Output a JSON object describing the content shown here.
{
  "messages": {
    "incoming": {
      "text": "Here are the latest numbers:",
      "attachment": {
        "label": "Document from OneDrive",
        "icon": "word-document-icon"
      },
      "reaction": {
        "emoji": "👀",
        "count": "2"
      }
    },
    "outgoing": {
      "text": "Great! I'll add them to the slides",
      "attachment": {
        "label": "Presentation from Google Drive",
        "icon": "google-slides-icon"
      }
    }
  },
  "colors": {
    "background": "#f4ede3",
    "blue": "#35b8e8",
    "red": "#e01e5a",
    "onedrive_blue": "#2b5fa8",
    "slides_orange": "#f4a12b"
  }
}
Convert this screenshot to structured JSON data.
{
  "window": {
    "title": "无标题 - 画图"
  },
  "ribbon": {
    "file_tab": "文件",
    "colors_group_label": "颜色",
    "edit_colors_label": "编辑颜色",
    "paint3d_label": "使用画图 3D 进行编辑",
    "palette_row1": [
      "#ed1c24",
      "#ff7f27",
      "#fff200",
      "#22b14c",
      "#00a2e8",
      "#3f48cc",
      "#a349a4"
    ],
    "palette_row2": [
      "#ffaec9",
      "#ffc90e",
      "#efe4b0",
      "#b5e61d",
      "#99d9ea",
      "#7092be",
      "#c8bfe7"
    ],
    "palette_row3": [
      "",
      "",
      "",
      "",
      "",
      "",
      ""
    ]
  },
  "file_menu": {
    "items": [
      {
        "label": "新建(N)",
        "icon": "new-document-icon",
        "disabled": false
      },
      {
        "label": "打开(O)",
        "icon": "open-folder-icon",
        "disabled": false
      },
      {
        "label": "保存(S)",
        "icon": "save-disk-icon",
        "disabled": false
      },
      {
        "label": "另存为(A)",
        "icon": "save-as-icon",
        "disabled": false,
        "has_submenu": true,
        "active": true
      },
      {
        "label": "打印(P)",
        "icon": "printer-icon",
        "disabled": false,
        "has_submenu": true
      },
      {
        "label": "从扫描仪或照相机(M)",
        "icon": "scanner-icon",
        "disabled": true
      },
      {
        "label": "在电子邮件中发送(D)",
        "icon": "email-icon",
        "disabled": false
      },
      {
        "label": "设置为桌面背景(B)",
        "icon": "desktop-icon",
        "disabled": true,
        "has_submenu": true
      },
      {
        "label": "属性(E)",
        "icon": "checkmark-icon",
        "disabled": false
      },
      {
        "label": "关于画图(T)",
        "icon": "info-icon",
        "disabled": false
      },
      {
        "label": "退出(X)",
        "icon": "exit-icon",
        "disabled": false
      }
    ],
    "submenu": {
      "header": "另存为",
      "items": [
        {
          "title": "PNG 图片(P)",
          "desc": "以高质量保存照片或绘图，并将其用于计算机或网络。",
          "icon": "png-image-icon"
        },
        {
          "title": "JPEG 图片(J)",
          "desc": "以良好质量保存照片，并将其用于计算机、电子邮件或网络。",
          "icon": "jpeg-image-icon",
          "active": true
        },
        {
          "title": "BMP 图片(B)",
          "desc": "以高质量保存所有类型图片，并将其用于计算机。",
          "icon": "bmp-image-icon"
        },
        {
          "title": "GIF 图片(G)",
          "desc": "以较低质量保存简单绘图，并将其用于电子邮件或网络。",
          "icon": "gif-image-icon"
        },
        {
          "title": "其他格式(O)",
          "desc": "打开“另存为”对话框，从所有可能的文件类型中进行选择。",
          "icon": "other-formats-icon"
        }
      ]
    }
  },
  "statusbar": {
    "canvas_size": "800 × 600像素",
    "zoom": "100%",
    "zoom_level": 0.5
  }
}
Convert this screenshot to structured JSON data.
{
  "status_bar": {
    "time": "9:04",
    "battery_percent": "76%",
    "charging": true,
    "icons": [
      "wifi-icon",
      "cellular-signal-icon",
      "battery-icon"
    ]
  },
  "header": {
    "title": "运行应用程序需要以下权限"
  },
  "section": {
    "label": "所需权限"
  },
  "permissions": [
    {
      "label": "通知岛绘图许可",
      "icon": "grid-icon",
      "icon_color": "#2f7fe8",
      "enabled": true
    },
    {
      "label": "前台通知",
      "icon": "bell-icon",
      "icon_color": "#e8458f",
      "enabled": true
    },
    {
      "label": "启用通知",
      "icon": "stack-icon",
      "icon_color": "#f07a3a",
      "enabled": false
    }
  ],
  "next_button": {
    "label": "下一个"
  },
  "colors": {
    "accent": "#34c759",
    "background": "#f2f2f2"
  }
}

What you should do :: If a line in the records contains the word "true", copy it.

Response below ::
        "has_submenu": true,
        "active": true
        "has_submenu": true
        "disabled": true
        "disabled": true,
        "has_submenu": true
          "active": true
    "charging": true,
      "enabled": true
      "enabled": true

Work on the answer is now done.